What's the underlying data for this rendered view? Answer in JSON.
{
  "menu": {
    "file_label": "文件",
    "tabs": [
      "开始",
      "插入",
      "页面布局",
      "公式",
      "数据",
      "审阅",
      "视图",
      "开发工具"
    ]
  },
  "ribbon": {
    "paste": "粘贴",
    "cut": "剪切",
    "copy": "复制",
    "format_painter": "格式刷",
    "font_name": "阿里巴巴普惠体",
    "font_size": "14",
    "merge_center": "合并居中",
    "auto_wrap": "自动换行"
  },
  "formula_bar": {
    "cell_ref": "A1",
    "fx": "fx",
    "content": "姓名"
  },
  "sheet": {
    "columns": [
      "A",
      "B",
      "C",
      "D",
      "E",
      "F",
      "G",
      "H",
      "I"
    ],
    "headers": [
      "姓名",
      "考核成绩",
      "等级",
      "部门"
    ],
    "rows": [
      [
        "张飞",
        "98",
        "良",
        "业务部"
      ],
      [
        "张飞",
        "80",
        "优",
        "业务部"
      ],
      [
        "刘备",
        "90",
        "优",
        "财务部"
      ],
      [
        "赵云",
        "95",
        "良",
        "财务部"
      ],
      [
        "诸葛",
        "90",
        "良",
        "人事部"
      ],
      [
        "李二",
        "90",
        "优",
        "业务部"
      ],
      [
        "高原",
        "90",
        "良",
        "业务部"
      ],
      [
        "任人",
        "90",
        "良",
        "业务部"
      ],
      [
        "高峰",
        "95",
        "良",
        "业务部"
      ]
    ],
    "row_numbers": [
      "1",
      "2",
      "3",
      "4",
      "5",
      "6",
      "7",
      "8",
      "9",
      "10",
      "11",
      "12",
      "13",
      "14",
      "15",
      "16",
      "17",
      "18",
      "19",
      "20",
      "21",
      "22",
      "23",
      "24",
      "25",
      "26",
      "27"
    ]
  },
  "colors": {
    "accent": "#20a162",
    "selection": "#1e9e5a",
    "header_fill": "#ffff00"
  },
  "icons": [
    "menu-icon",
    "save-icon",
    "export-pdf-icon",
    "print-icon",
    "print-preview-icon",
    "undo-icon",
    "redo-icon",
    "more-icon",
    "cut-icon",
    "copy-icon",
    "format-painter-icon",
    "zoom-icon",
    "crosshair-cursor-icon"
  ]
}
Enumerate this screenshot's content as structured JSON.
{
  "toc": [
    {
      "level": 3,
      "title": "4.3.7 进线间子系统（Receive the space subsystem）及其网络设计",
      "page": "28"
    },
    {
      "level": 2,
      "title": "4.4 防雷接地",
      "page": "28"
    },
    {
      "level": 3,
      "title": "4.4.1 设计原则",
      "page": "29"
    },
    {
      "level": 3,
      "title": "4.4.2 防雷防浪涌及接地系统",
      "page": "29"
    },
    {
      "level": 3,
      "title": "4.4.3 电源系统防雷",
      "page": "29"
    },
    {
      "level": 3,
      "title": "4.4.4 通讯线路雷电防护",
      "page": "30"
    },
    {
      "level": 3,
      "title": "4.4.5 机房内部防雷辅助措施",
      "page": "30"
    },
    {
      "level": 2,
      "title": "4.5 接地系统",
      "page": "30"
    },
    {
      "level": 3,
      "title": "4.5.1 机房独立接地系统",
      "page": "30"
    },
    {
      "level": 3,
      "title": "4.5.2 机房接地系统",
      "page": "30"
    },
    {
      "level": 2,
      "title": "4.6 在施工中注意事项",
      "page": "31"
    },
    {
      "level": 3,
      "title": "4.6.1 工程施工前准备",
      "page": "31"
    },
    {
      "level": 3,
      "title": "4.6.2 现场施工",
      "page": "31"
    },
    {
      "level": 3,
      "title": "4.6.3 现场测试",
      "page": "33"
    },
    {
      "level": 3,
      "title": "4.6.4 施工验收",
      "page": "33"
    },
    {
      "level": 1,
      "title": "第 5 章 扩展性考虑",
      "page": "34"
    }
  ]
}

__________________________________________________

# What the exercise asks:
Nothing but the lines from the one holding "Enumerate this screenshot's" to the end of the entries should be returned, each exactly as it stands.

# Reply to the task:
Enumerate this screenshot's content as structured JSON.
{
  "toc": [
    {
      "level": 3,
      "title": "4.3.7 进线间子系统（Receive the space subsystem）及其网络设计",
      "page": "28"
    },
    {
      "level": 2,
      "title": "4.4 防雷接地",
      "page": "28"
    },
    {
      "level": 3,
      "title": "4.4.1 设计原则",
      "page": "29"
    },
    {
      "level": 3,
      "title": "4.4.2 防雷防浪涌及接地系统",
      "page": "29"
    },
    {
      "level": 3,
      "title": "4.4.3 电源系统防雷",
      "page": "29"
    },
    {
      "level": 3,
      "title": "4.4.4 通讯线路雷电防护",
      "page": "30"
    },
    {
      "level": 3,
      "title": "4.4.5 机房内部防雷辅助措施",
      "page": "30"
    },
    {
      "level": 2,
      "title": "4.5 接地系统",
      "page": "30"
    },
    {
      "level": 3,
      "title": "4.5.1 机房独立接地系统",
      "page": "30"
    },
    {
      "level": 3,
      "title": "4.5.2 机房接地系统",
      "page": "30"
    },
    {
      "level": 2,
      "title": "4.6 在施工中注意事项",
      "page": "31"
    },
    {
      "level": 3,
      "title": "4.6.1 工程施工前准备",
      "page": "31"
    },
    {
      "level": 3,
      "title": "4.6.2 现场施工",
      "page": "31"
    },
    {
      "level": 3,
      "title": "4.6.3 现场测试",
      "page": "33"
    },
    {
      "level": 3,
      "title": "4.6.4 施工验收",
      "page": "33"
    },
    {
      "level": 1,
      "title": "第 5 章 扩展性考虑",
      "page": "34"
    }
  ]
}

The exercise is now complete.